(The records Opens)
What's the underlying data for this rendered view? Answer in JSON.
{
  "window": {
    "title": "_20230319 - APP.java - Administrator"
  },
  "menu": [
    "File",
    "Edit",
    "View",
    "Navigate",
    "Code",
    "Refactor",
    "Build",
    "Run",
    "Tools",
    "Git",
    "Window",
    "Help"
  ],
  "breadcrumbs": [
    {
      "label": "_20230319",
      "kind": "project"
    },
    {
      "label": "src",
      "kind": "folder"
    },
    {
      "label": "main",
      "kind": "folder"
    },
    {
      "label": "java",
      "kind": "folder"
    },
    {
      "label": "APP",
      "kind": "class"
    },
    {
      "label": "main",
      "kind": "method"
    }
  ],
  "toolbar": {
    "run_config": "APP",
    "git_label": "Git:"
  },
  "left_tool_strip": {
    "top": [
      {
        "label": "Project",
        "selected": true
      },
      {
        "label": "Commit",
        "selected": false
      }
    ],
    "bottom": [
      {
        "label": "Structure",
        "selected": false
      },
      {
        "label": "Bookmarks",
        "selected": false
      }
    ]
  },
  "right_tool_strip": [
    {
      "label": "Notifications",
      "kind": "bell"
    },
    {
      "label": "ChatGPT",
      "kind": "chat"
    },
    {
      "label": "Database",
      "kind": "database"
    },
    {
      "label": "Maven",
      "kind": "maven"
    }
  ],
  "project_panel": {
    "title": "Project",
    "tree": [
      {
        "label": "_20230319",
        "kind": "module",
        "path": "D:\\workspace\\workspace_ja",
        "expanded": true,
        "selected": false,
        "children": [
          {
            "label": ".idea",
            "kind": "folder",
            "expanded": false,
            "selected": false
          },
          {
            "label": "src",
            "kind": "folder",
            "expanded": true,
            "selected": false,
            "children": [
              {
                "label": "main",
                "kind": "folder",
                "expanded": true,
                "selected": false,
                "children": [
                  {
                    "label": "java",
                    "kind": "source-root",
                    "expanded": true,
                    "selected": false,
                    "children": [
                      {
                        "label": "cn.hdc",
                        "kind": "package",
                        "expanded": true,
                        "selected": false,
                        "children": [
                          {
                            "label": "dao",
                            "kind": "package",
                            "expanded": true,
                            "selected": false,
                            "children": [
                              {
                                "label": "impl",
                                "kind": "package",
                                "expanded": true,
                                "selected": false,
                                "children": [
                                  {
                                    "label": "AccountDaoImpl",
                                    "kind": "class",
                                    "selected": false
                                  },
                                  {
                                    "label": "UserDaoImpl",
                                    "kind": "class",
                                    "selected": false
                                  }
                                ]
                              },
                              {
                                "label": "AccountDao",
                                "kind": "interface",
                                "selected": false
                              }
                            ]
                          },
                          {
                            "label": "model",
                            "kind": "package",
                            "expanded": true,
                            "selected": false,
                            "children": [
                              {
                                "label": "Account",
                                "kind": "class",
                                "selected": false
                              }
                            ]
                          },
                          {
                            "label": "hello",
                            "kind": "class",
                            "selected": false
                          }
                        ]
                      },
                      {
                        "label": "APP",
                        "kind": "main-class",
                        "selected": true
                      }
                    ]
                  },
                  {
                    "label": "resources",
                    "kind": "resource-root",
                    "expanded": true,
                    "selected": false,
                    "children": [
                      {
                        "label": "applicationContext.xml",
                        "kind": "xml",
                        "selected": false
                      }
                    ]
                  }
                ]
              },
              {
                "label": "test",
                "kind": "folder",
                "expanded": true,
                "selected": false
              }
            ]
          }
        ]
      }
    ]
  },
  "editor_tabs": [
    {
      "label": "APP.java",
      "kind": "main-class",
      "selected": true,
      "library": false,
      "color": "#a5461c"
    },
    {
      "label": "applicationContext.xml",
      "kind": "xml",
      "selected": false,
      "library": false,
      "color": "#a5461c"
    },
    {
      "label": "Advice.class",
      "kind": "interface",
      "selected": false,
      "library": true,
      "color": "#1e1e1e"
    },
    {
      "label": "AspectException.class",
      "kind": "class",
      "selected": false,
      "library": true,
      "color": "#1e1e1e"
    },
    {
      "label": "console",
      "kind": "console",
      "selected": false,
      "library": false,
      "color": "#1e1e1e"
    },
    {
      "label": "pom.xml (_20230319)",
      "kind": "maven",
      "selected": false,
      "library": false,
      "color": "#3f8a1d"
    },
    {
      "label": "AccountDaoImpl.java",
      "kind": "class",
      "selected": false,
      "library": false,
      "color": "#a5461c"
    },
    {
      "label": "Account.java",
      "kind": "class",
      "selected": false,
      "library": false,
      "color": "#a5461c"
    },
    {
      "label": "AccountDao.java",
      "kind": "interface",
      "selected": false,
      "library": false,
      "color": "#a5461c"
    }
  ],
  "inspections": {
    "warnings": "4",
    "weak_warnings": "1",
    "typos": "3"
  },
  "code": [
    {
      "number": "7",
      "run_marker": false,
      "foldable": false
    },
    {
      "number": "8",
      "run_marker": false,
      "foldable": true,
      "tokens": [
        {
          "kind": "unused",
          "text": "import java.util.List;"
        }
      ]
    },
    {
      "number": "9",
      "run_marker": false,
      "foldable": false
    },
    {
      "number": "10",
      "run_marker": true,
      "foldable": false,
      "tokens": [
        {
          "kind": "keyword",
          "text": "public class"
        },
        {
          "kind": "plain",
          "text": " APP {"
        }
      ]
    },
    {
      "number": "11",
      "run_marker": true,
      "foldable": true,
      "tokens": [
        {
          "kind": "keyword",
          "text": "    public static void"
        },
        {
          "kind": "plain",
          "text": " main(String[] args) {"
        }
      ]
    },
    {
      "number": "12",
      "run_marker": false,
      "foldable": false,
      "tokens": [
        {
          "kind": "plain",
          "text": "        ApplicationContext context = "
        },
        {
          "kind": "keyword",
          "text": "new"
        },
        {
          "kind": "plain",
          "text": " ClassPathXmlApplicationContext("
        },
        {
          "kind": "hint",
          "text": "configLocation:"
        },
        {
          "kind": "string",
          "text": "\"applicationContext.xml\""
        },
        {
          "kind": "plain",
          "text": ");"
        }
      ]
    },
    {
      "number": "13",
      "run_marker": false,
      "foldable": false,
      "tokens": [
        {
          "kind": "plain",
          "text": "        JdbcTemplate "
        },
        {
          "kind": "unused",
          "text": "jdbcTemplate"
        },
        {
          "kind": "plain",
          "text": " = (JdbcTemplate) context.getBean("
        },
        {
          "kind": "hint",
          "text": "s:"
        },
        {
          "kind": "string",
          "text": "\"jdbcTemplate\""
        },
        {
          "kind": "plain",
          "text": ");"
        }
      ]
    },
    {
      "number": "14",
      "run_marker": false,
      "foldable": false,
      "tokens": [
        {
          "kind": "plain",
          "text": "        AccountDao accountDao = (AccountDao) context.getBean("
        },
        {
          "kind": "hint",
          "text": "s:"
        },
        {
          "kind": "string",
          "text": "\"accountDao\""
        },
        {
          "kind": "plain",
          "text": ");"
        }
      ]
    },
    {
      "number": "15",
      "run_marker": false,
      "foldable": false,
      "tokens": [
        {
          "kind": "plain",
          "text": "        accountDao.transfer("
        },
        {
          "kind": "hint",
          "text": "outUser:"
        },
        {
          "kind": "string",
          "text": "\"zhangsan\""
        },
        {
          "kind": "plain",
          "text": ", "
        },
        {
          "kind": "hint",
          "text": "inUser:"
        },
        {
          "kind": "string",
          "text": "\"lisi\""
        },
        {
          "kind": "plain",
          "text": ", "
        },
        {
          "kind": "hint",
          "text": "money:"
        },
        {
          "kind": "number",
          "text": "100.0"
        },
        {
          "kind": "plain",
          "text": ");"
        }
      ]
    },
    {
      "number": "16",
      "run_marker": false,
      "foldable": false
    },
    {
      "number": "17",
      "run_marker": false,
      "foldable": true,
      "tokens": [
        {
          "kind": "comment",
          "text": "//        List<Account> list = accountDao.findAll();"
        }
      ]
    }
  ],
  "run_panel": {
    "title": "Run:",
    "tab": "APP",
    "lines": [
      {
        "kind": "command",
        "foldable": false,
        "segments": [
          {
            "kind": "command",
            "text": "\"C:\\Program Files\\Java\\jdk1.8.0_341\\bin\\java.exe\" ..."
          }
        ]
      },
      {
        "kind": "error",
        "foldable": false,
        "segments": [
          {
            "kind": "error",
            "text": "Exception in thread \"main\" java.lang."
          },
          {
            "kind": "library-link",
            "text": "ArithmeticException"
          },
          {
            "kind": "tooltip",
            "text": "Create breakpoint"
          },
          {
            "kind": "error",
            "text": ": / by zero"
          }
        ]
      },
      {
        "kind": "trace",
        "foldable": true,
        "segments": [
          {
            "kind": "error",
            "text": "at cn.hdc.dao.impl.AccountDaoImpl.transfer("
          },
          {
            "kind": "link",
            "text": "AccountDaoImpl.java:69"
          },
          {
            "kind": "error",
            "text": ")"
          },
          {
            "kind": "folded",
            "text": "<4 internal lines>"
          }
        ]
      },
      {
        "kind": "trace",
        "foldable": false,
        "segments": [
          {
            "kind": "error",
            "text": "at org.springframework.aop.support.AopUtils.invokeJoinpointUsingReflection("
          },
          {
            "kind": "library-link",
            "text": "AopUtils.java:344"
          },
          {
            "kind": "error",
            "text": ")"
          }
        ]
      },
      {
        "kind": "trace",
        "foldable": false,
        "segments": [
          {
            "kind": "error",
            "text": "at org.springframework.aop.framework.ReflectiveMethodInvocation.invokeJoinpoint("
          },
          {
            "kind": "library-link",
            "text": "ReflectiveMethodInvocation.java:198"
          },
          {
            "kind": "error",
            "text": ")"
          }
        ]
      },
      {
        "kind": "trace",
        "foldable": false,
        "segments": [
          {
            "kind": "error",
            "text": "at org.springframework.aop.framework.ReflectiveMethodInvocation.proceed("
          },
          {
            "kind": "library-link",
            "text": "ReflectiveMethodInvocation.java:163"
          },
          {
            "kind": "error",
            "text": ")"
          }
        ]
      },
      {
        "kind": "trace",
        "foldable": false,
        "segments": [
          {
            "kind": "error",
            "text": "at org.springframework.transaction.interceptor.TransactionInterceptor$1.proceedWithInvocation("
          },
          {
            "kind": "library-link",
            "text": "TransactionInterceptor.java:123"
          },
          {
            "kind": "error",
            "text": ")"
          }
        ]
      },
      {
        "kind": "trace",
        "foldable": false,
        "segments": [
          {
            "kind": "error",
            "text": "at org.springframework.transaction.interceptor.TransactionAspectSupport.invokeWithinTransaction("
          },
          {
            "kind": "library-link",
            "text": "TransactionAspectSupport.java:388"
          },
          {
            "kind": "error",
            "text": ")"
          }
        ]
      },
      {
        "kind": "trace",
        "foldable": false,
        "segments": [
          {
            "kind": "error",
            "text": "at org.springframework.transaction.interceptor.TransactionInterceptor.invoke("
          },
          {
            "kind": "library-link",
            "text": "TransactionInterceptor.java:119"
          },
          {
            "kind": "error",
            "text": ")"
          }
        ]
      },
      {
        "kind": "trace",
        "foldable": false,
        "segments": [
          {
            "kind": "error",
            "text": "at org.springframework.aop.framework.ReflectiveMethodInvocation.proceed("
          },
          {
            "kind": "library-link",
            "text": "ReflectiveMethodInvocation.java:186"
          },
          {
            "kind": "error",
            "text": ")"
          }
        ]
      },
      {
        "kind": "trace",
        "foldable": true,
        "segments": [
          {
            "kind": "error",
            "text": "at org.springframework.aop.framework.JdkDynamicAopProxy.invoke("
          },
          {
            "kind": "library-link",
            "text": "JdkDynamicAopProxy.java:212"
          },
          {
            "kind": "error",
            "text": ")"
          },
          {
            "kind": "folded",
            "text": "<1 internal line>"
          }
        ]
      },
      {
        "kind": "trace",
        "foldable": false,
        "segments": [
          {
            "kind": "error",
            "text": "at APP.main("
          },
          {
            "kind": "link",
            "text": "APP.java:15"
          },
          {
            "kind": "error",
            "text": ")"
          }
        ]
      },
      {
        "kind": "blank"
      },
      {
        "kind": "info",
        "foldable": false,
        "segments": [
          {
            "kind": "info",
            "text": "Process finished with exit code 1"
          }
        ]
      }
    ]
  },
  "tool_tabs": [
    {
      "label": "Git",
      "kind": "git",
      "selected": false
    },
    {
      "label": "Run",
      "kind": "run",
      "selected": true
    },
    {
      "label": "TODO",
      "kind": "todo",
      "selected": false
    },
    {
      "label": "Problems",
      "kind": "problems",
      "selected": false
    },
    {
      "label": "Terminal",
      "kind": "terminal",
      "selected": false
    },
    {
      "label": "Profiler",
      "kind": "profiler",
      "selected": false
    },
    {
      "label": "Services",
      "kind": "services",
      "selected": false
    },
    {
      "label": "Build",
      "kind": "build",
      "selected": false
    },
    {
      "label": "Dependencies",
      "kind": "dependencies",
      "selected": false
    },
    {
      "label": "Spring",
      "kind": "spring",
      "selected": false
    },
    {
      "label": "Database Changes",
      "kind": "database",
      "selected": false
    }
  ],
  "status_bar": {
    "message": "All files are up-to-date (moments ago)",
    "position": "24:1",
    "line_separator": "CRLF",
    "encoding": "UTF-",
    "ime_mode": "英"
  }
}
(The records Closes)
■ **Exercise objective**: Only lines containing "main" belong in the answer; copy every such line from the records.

■ **Problem solution**:
      "label": "main",
      "label": "main",
                "label": "main",
                        "kind": "main-class",
      "kind": "main-class",
          "text": " main(String[] args) {"
            "text": "Exception in thread \"main\" java.lang."
            "text": "at APP.main("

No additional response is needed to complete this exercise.